Realistically Determining how much You’ll Spend in Retirement

Many people approach retirement with wonderful fantasies of trips to exotic locations, long luxurious cruises, hanging out at the beach or golf course, shopping in great specialty shops, and pretty much doing whatever they please. The problem with some of these fantasies is that they require more money than the individual or couple made while they were working full-time.

There is nothing wrong with fantasies, but they don’t come free. Most advisors would tell you that you can probably retire comfortably on 75% of your working income. To some that might sound like a severe reduction, but it’s actually a lot of money. With inflation and a falling dollar, that 75% may not be enough. Because people tend to live longer these days, that will also impact that 75% figure.

You can expect to save money once you retire based on how much money you spent every month in relation to your job, including commuting expenses and eating out or buying cafeteria meals. Beyond that, it is important to be brutally honest about what you plan to do with your retirement and how much that will cost.
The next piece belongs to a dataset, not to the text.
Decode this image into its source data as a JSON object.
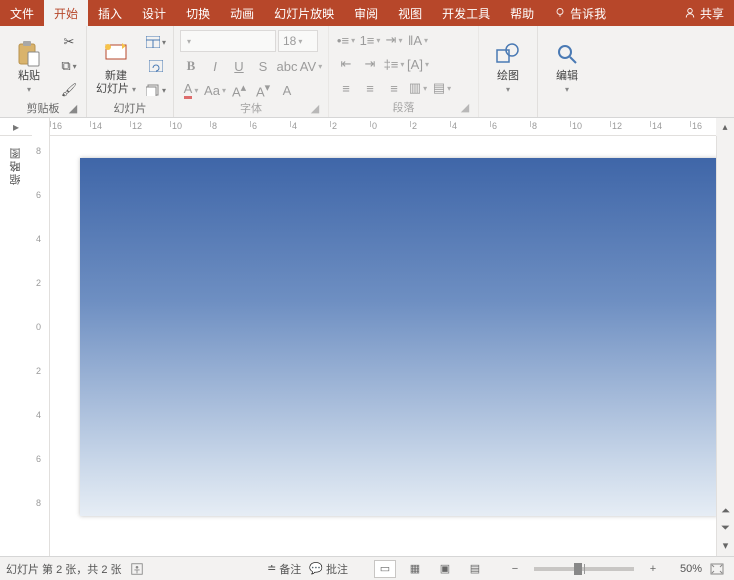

The dreams will have to fit the reality of your potential income.

You can’t base your projections on current expenses because inflation will continue to take a bigger bite from your income going forward. You need to be realistic about such potential changes.

It is possible that you can extend your earning years and make some dreams come true by starting your own business after retirement or taking a part-time job. Many retirees these days, either out of necessity or just for fun, are turning their hobbies into businesses and some are doing quite well. This can be a part-time endeavor that can bring you pleasure and a sense of accomplishment while extending your retirement life by a number of years.

No one wants to curb their dreams but it is necessary to look at your values and see if there aren’t many things you can do in retirement that will bring you lots of pleasure but don’t cost a fortune. Time with family becomes important in retirement and that can be fairly inexpensive. Travel doesn’t have to include long trips to exotic locales. Investigate what you have close to home. Being with friends and family is more important than going skateboarding on the Great Wall of China. Create some realistic dreams and make sure you can pay the price. Then enjoy yourselves.